Your task is to copy each line of the material that includes "display".

◆ ◆ ◆ ◆ ◆ ◆ ◆

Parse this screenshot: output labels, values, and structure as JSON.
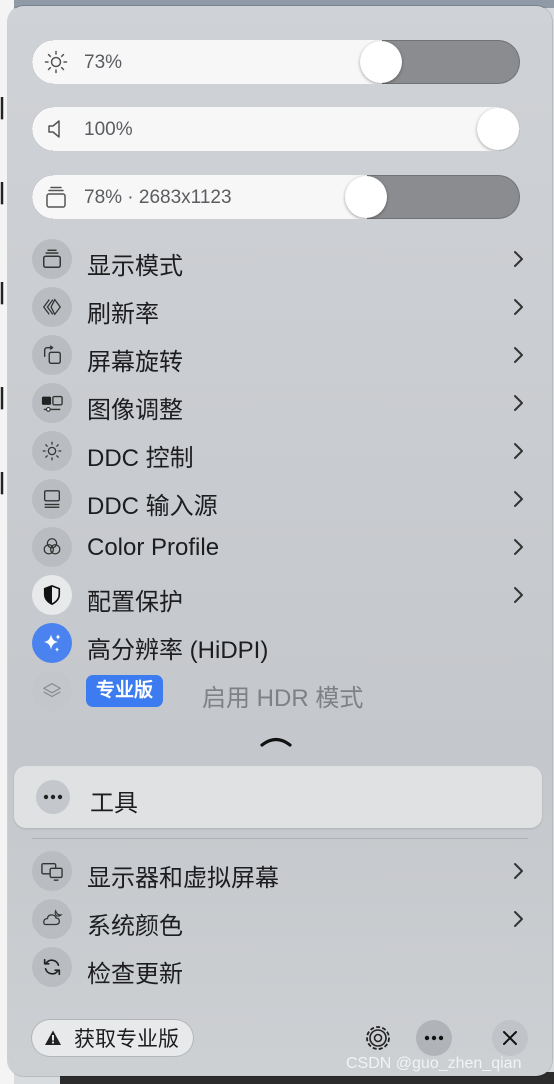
{
  "sliders": {
    "brightness": {
      "label": "73%",
      "value_percent": 73,
      "icon": "brightness-icon"
    },
    "volume": {
      "label": "100%",
      "value_percent": 100,
      "icon": "speaker-icon"
    },
    "resolution": {
      "label": "78% · 2683x1123",
      "value_percent": 78,
      "icon": "display-stack-icon"
    }
  },
  "menu": {
    "items": [
      {
        "label": "显示模式",
        "icon": "display-mode-icon",
        "chevron": true
      },
      {
        "label": "刷新率",
        "icon": "refresh-rate-icon",
        "chevron": true
      },
      {
        "label": "屏幕旋转",
        "icon": "rotate-icon",
        "chevron": true
      },
      {
        "label": "图像调整",
        "icon": "image-adjust-icon",
        "chevron": true
      },
      {
        "label": "DDC 控制",
        "icon": "ddc-control-icon",
        "chevron": true
      },
      {
        "label": "DDC 输入源",
        "icon": "input-source-icon",
        "chevron": true
      },
      {
        "label": "Color Profile",
        "icon": "color-profile-icon",
        "chevron": true
      },
      {
        "label": "配置保护",
        "icon": "shield-icon",
        "chevron": true
      },
      {
        "label": "高分辨率 (HiDPI)",
        "icon": "sparkle-icon",
        "chevron": false
      }
    ],
    "hdr": {
      "badge": "专业版",
      "label": "启用 HDR 模式",
      "icon": "layers-icon"
    }
  },
  "tools": {
    "label": "工具",
    "icon": "more-icon"
  },
  "footer_menu": {
    "items": [
      {
        "label": "显示器和虚拟屏幕",
        "icon": "virtual-display-icon",
        "chevron": true
      },
      {
        "label": "系统颜色",
        "icon": "cloud-moon-icon",
        "chevron": true
      },
      {
        "label": "检查更新",
        "icon": "update-icon",
        "chevron": false
      }
    ]
  },
  "bottom_bar": {
    "get_pro_label": "获取专业版",
    "buttons": [
      "settings-icon",
      "more-icon",
      "close-icon"
    ]
  },
  "watermark": "CSDN @guo_zhen_qian",
  "colors": {
    "accent": "#3d7cf0",
    "slider_track": "#8a8c8f",
    "slider_fill": "#f7f7f8"
  }
}
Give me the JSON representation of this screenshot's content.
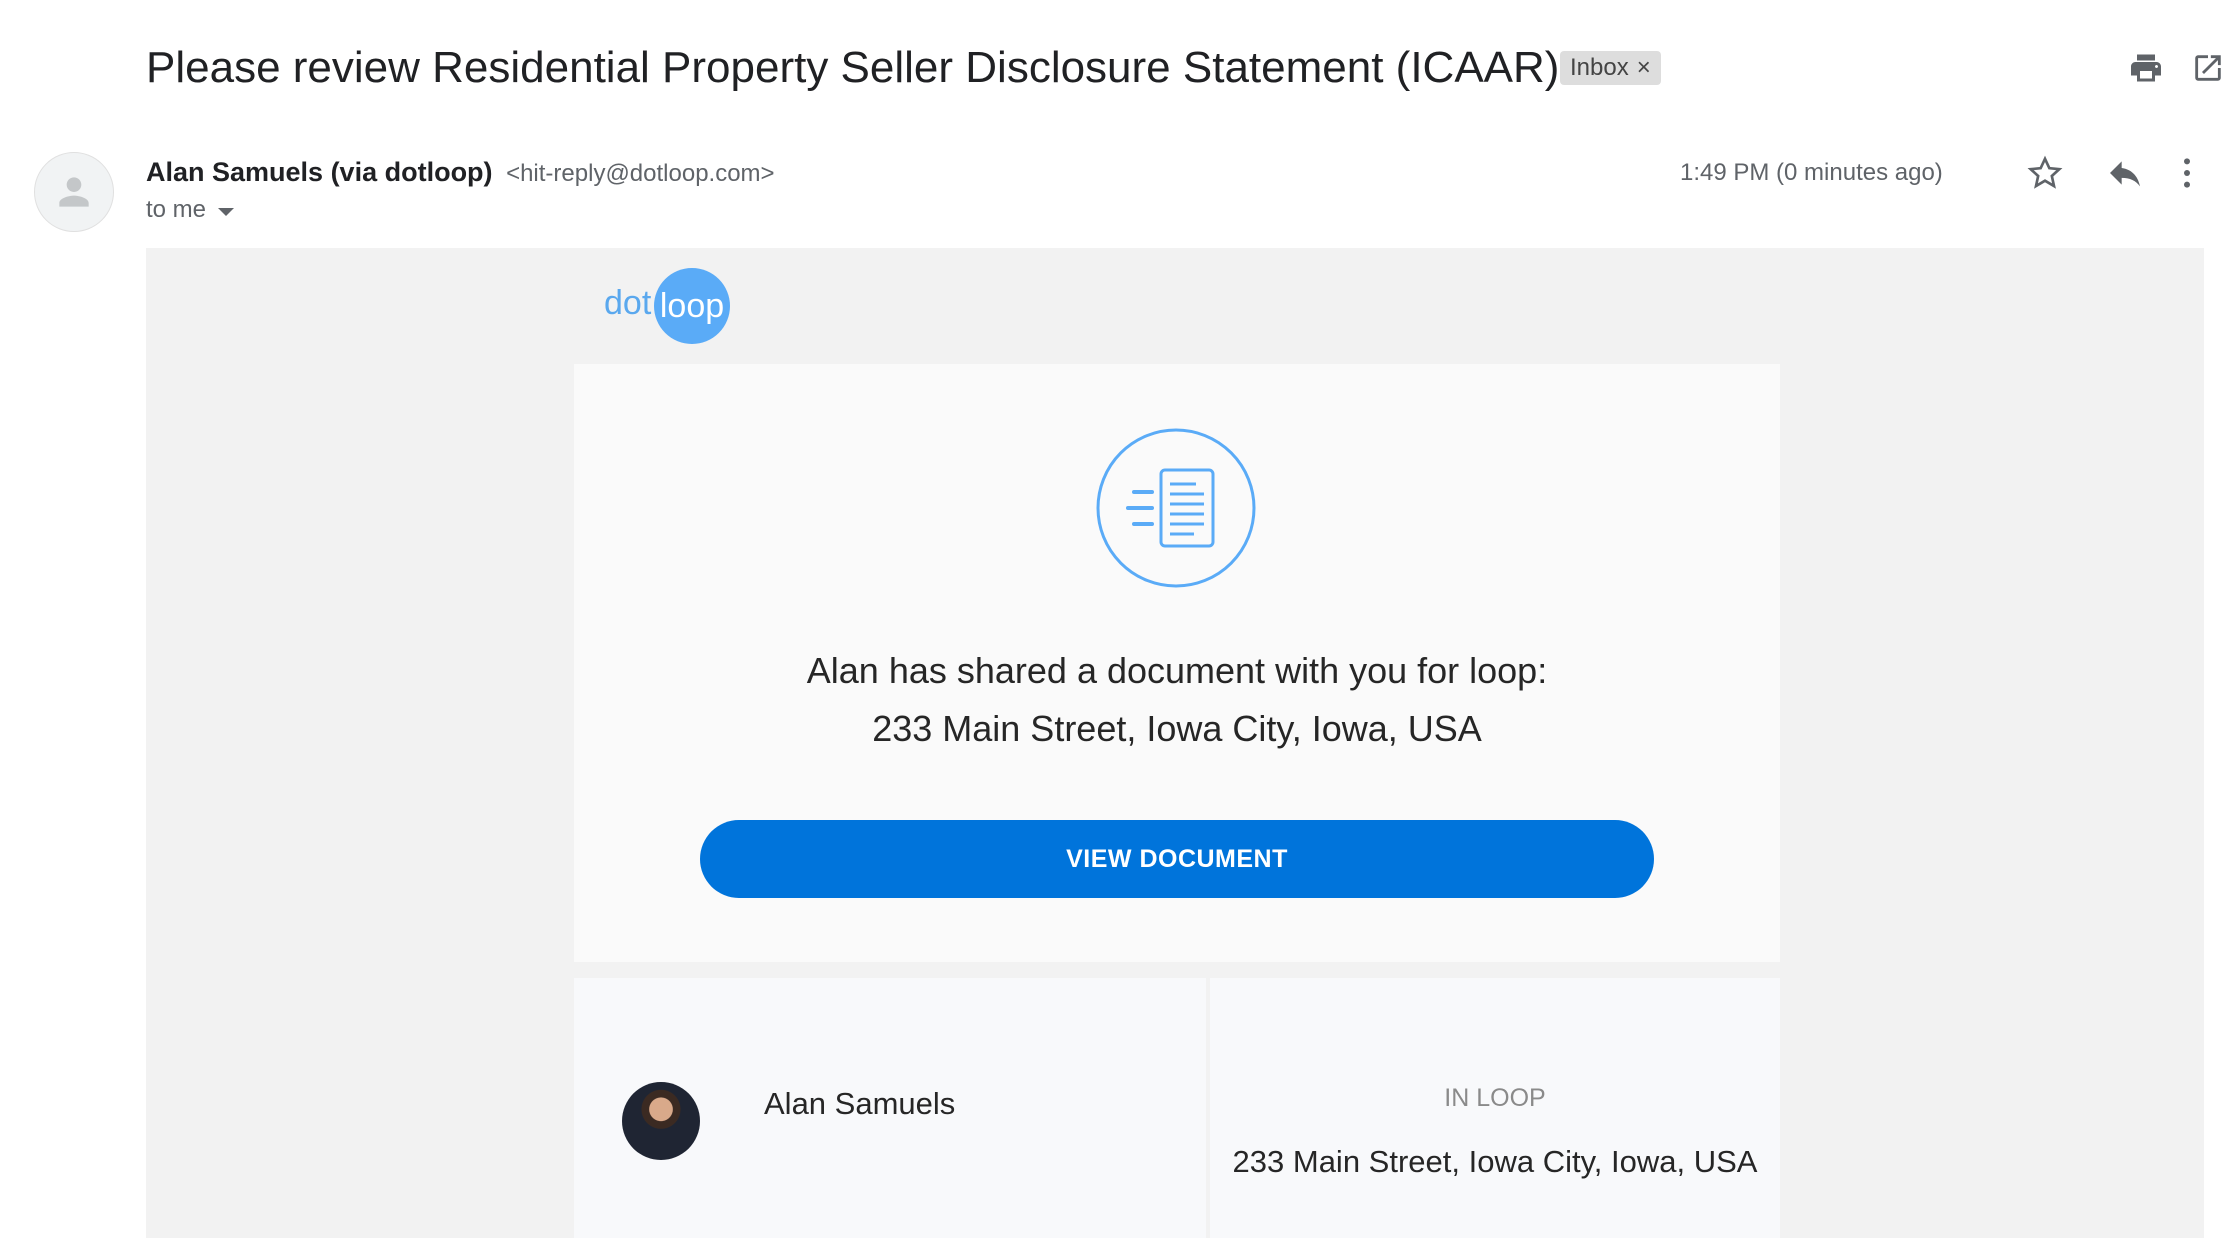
{
  "subject": "Please review Residential Property Seller Disclosure Statement (ICAAR)",
  "label_chip": {
    "text": "Inbox",
    "remove": "×"
  },
  "sender": {
    "name": "Alan Samuels (via dotloop)",
    "email": "<hit-reply@dotloop.com>",
    "to": "to me"
  },
  "timestamp": "1:49 PM (0 minutes ago)",
  "icons": {
    "print": "print-icon",
    "open_new_window": "open-in-new-icon",
    "star": "star-icon",
    "reply": "reply-icon",
    "more": "more-vert-icon",
    "avatar": "person-icon",
    "document": "document-icon"
  },
  "email": {
    "logo": {
      "dot": "dot",
      "loop": "loop"
    },
    "message_line1": "Alan has shared a document with you for loop:",
    "message_line2": "233 Main Street, Iowa City, Iowa, USA",
    "button_label": "VIEW DOCUMENT",
    "sharer_name": "Alan Samuels",
    "in_loop_label": "IN LOOP",
    "loop_address": "233 Main Street, Iowa City, Iowa, USA"
  },
  "colors": {
    "accent": "#0074db",
    "logo": "#5aabf7",
    "body_bg": "#f2f2f2"
  }
}
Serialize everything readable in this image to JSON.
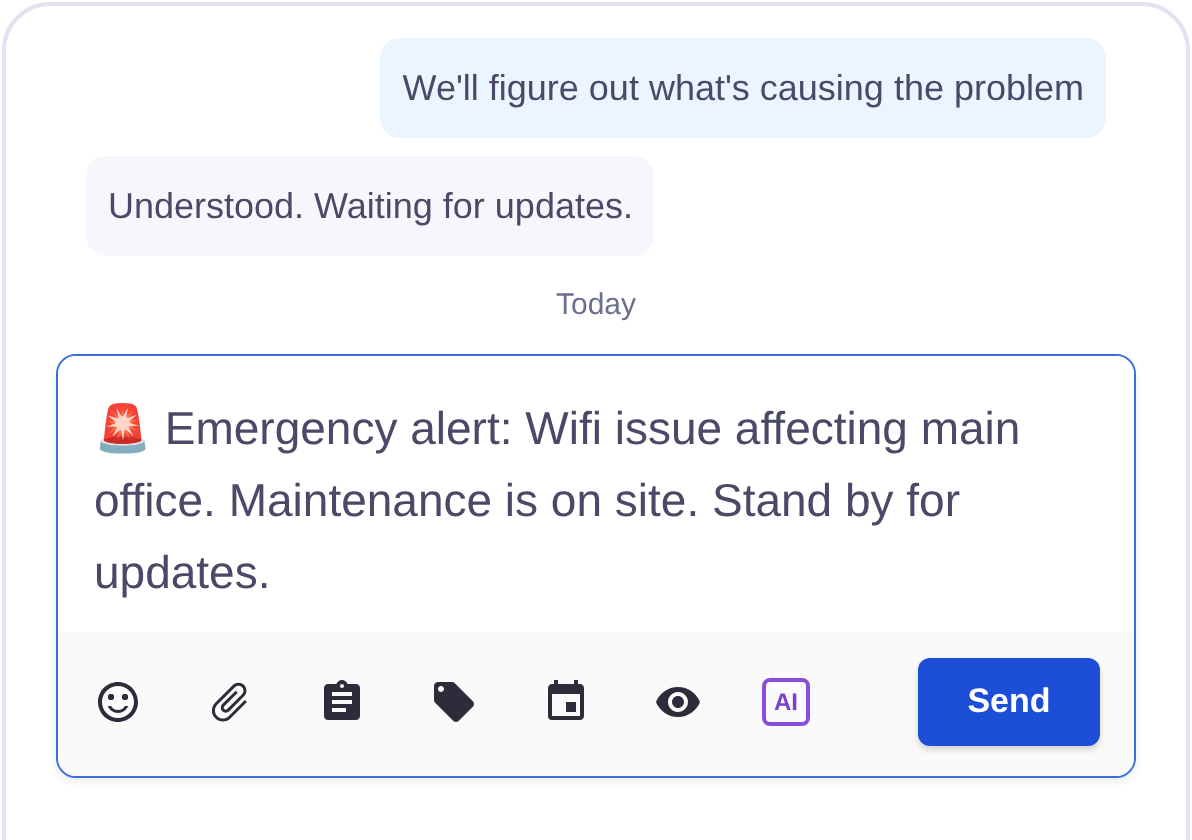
{
  "messages": [
    {
      "kind": "sent",
      "text": "We'll figure out what's causing the problem"
    },
    {
      "kind": "received",
      "text": "Understood. Waiting for updates."
    }
  ],
  "date_separator": "Today",
  "composer": {
    "value": "🚨 Emergency alert: Wifi issue affecting main office. Maintenance is on site. Stand by for updates."
  },
  "toolbar": {
    "ai_label": "AI",
    "send_label": "Send"
  }
}
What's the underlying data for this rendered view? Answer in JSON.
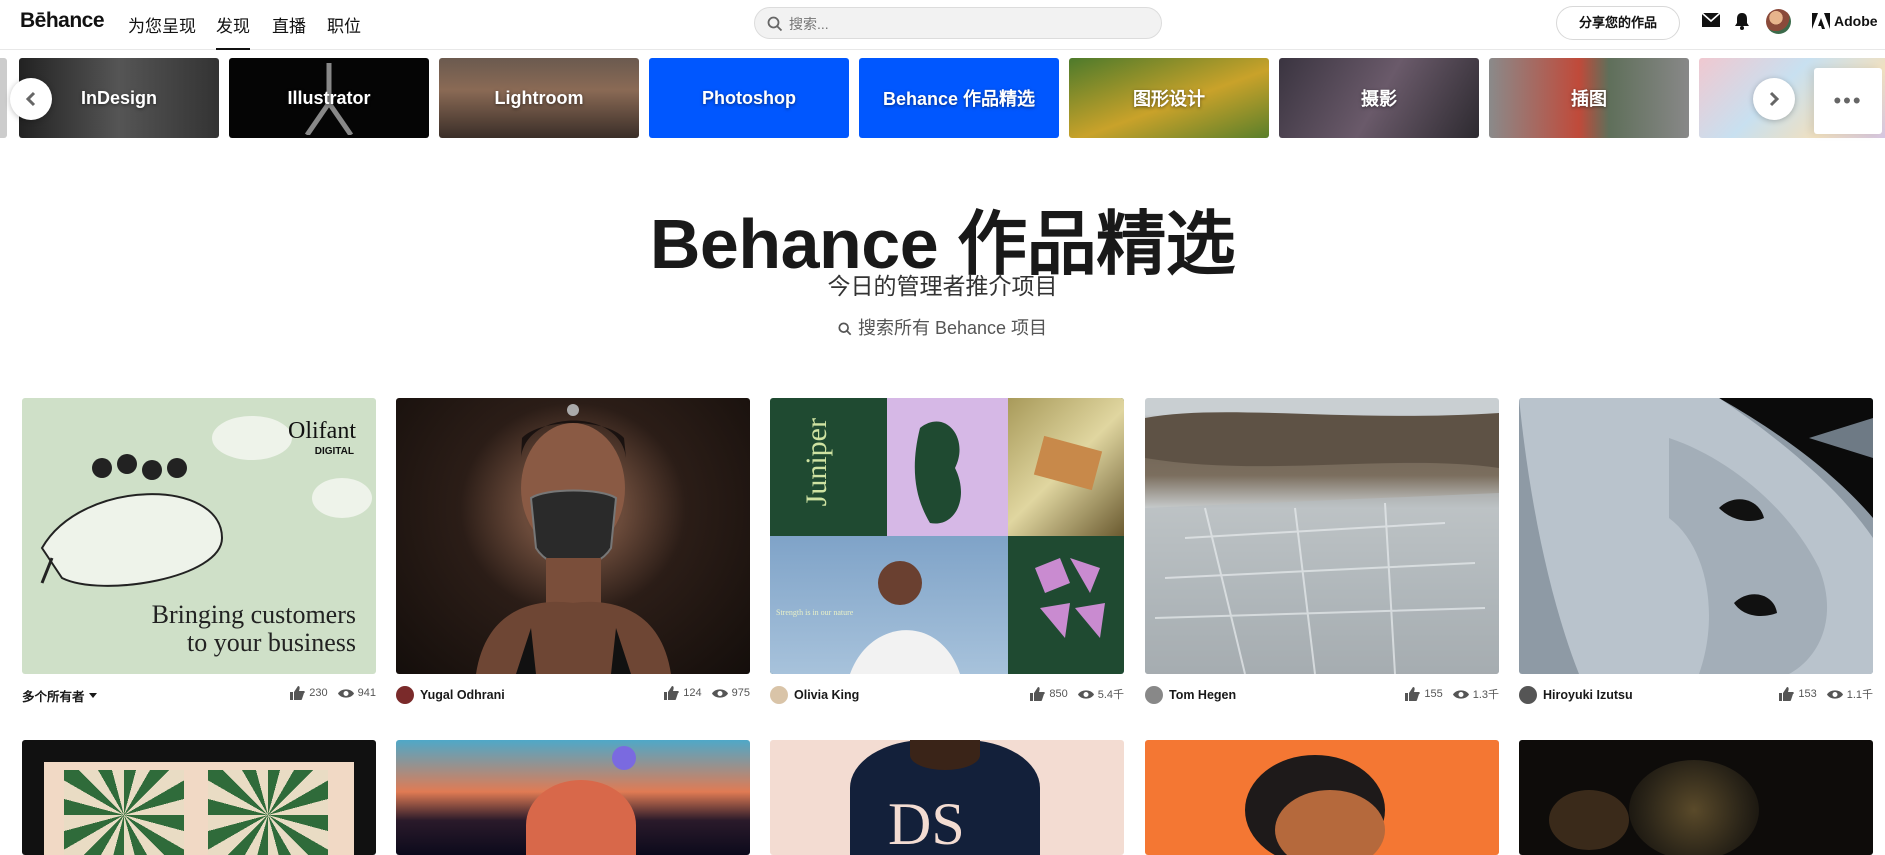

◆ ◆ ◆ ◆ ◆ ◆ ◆

* **EXPECTED OUTPUT**:
      "icon": "display-stack-icon"
        "icon": "display-mode-icon",
        "icon": "virtual-display-icon",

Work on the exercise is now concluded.